Britain left the EU in January and continued access under transition arrangements ends on Dec. 31, meaning EU banks would not be allowed to use clearing houses such as the London Stock Exchange’s LCH and ICE Clear Europe in 2021.
Clearing is a critical foundation for financial markets, ensuring that trillions of pounds in swap trades are safely completed.
Although a low margin business, London’s clearing houses help cement its status as the world’s biggest centre for trading derivatives, adding to its attractiveness as a base for global banks.
Brexit has already prompted banks to shift hundreds of jobs to their EU hubs, and lobby groups have warned that more roles could leave the British capital if euro clearing shifts to the euro zone.

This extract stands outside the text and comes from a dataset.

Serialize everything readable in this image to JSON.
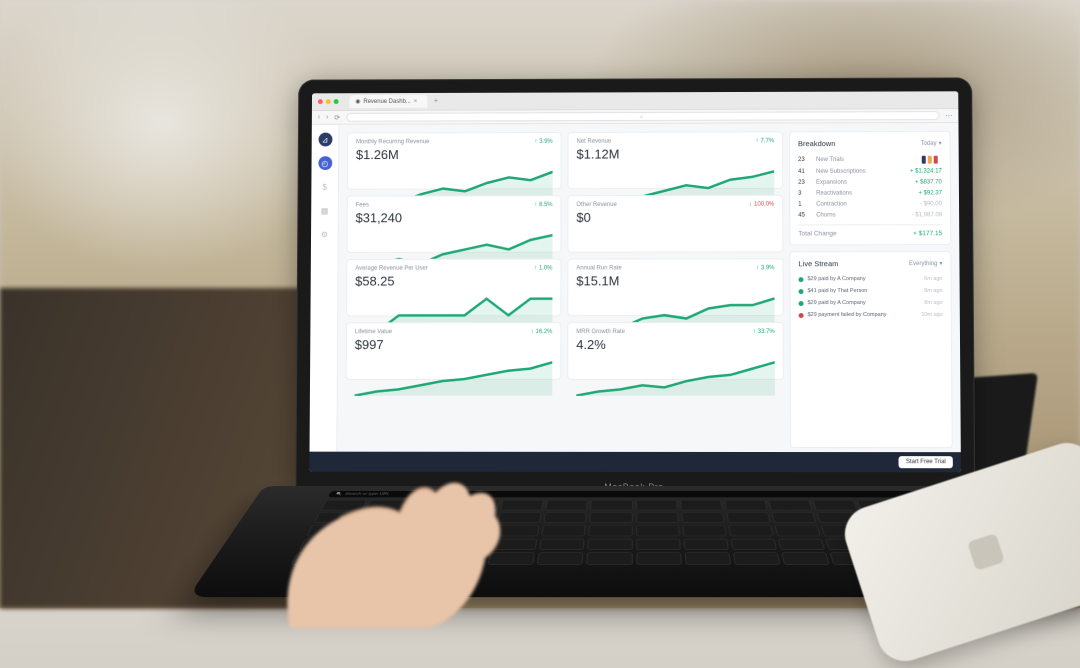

LCH clears the bulk of euro-denominated interest rate swaps that are used by companies across the EU to insure themselves against adverse moves in borrowing costs.
But the location of euro derivatives clearing in London has long been a point of tension between Britain, which is keen to maintain the City’s pre-eminent role in global finance, and the EU, where policymakers want euro zone activity under the eye of the European Central Bank.
The EU has acknowledged that a sudden cut-off in access could undermine financial stability as users sought to shift large derivatives positions at short notice, giving it little choice but to grant what it has dubbed “time limited” access.
Industry sources said they expected the bloc’s executive European Commission to offer Britain an 18-month extension in euro clearing from January, subject to confirmation following a consultation with EU states launched on Monday.
“This is going to be good news,” one industry source said after market concerns that a shorter period was on the cards.
A European Commission official had told derivatives industry officials last Friday that a decision to grant access would be delayed from this week to later in the month due to Brussels’ concern over UK moves to partly breach its Brexit divorce settlement.
Granting only temporary access is aimed at putting pressure on banks in the EU to shift positions from London’s financial hub and to give more time for euro zone-based clearers such as Deutsche Boerse’s Eurex to build up capacity and market share in an orderly way.
The European Commission had no comment.
Reporting by Huw Jones; editing by Jason Neely and Mark Potter